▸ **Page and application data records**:
☆ ☆ ☆

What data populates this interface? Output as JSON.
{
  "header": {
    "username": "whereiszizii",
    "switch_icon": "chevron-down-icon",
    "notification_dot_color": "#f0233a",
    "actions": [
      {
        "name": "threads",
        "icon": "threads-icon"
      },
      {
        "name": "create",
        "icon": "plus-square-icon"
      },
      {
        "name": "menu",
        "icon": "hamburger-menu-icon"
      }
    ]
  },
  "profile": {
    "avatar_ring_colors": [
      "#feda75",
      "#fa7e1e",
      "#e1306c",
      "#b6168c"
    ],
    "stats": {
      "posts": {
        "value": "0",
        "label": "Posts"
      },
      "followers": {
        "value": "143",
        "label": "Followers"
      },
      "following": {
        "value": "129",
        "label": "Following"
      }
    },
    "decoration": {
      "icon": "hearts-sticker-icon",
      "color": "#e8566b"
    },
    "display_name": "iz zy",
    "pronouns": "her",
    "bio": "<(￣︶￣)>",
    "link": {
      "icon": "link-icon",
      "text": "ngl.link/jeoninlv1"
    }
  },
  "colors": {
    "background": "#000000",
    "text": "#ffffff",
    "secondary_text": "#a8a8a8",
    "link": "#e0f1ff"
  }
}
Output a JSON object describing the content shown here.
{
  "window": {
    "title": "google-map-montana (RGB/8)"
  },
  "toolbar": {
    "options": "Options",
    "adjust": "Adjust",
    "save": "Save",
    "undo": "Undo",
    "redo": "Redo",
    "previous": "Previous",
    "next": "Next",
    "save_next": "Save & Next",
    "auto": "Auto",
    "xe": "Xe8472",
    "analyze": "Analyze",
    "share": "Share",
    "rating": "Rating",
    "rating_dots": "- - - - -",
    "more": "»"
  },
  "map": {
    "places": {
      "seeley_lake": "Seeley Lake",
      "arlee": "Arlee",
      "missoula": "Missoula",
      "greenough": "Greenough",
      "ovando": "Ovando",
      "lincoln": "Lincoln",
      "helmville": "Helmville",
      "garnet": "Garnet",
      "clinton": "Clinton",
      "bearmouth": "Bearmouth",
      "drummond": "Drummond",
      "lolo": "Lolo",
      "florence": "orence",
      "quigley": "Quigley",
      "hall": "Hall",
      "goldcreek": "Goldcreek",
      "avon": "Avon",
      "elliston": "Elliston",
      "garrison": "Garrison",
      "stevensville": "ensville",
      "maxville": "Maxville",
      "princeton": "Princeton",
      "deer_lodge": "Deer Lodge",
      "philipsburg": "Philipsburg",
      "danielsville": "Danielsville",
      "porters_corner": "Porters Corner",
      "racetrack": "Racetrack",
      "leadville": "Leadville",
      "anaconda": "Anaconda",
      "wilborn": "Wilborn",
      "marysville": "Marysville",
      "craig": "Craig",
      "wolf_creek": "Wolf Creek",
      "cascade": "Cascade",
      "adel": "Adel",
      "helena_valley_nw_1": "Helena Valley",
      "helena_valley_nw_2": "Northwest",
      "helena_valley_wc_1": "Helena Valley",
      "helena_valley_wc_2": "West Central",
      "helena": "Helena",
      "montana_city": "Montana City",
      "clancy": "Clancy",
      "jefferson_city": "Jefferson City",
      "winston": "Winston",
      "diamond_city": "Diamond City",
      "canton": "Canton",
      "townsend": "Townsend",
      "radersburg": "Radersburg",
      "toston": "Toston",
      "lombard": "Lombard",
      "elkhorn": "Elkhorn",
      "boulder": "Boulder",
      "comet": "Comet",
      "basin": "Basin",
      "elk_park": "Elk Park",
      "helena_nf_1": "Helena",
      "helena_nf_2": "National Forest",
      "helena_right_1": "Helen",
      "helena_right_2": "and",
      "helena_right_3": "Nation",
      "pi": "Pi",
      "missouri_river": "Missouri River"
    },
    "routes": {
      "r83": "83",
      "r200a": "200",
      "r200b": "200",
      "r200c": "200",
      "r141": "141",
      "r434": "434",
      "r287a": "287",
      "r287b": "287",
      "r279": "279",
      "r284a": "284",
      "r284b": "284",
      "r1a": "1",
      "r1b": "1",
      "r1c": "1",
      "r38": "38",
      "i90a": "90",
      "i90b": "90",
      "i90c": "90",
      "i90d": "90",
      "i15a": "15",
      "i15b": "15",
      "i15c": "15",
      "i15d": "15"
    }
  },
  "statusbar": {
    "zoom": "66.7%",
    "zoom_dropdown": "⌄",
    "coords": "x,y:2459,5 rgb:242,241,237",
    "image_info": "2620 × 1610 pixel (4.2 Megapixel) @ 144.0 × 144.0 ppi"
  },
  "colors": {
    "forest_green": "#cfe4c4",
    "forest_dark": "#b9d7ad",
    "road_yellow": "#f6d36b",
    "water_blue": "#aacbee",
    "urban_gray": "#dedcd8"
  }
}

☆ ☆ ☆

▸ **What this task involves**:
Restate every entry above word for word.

▸ **Written reply**:
What data populates this interface? Output as JSON.
{
  "header": {
    "username": "whereiszizii",
    "switch_icon": "chevron-down-icon",
    "notification_dot_color": "#f0233a",
    "actions": [
      {
        "name": "threads",
        "icon": "threads-icon"
      },
      {
        "name": "create",
        "icon": "plus-square-icon"
      },
      {
        "name": "menu",
        "icon": "hamburger-menu-icon"
      }
    ]
  },
  "profile": {
    "avatar_ring_colors": [
      "#feda75",
      "#fa7e1e",
      "#e1306c",
      "#b6168c"
    ],
    "stats": {
      "posts": {
        "value": "0",
        "label": "Posts"
      },
      "followers": {
        "value": "143",
        "label": "Followers"
      },
      "following": {
        "value": "129",
        "label": "Following"
      }
    },
    "decoration": {
      "icon": "hearts-sticker-icon",
      "color": "#e8566b"
    },
    "display_name": "iz zy",
    "pronouns": "her",
    "bio": "<(￣︶￣)>",
    "link": {
      "icon": "link-icon",
      "text": "ngl.link/jeoninlv1"
    }
  },
  "colors": {
    "background": "#000000",
    "text": "#ffffff",
    "secondary_text": "#a8a8a8",
    "link": "#e0f1ff"
  }
}
Output a JSON object describing the content shown here.
{
  "window": {
    "title": "google-map-montana (RGB/8)"
  },
  "toolbar": {
    "options": "Options",
    "adjust": "Adjust",
    "save": "Save",
    "undo": "Undo",
    "redo": "Redo",
    "previous": "Previous",
    "next": "Next",
    "save_next": "Save & Next",
    "auto": "Auto",
    "xe": "Xe8472",
    "analyze": "Analyze",
    "share": "Share",
    "rating": "Rating",
    "rating_dots": "- - - - -",
    "more": "»"
  },
  "map": {
    "places": {
      "seeley_lake": "Seeley Lake",
      "arlee": "Arlee",
      "missoula": "Missoula",
      "greenough": "Greenough",
      "ovando": "Ovando",
      "lincoln": "Lincoln",
      "helmville": "Helmville",
      "garnet": "Garnet",
      "clinton": "Clinton",
      "bearmouth": "Bearmouth",
      "drummond": "Drummond",
      "lolo": "Lolo",
      "florence": "orence",
      "quigley": "Quigley",
      "hall": "Hall",
      "goldcreek": "Goldcreek",
      "avon": "Avon",
      "elliston": "Elliston",
      "garrison": "Garrison",
      "stevensville": "ensville",
      "maxville": "Maxville",
      "princeton": "Princeton",
      "deer_lodge": "Deer Lodge",
      "philipsburg": "Philipsburg",
      "danielsville": "Danielsville",
      "porters_corner": "Porters Corner",
      "racetrack": "Racetrack",
      "leadville": "Leadville",
      "anaconda": "Anaconda",
      "wilborn": "Wilborn",
      "marysville": "Marysville",
      "craig": "Craig",
      "wolf_creek": "Wolf Creek",
      "cascade": "Cascade",
      "adel": "Adel",
      "helena_valley_nw_1": "Helena Valley",
      "helena_valley_nw_2": "Northwest",
      "helena_valley_wc_1": "Helena Valley",
      "helena_valley_wc_2": "West Central",
      "helena": "Helena",
      "montana_city": "Montana City",
      "clancy": "Clancy",
      "jefferson_city": "Jefferson City",
      "winston": "Winston",
      "diamond_city": "Diamond City",
      "canton": "Canton",
      "townsend": "Townsend",
      "radersburg": "Radersburg",
      "toston": "Toston",
      "lombard": "Lombard",
      "elkhorn": "Elkhorn",
      "boulder": "Boulder",
      "comet": "Comet",
      "basin": "Basin",
      "elk_park": "Elk Park",
      "helena_nf_1": "Helena",
      "helena_nf_2": "National Forest",
      "helena_right_1": "Helen",
      "helena_right_2": "and",
      "helena_right_3": "Nation",
      "pi": "Pi",
      "missouri_river": "Missouri River"
    },
    "routes": {
      "r83": "83",
      "r200a": "200",
      "r200b": "200",
      "r200c": "200",
      "r141": "141",
      "r434": "434",
      "r287a": "287",
      "r287b": "287",
      "r279": "279",
      "r284a": "284",
      "r284b": "284",
      "r1a": "1",
      "r1b": "1",
      "r1c": "1",
      "r38": "38",
      "i90a": "90",
      "i90b": "90",
      "i90c": "90",
      "i90d": "90",
      "i15a": "15",
      "i15b": "15",
      "i15c": "15",
      "i15d": "15"
    }
  },
  "statusbar": {
    "zoom": "66.7%",
    "zoom_dropdown": "⌄",
    "coords": "x,y:2459,5 rgb:242,241,237",
    "image_info": "2620 × 1610 pixel (4.2 Megapixel) @ 144.0 × 144.0 ppi"
  },
  "colors": {
    "forest_green": "#cfe4c4",
    "forest_dark": "#b9d7ad",
    "road_yellow": "#f6d36b",
    "water_blue": "#aacbee",
    "urban_gray": "#dedcd8"
  }
}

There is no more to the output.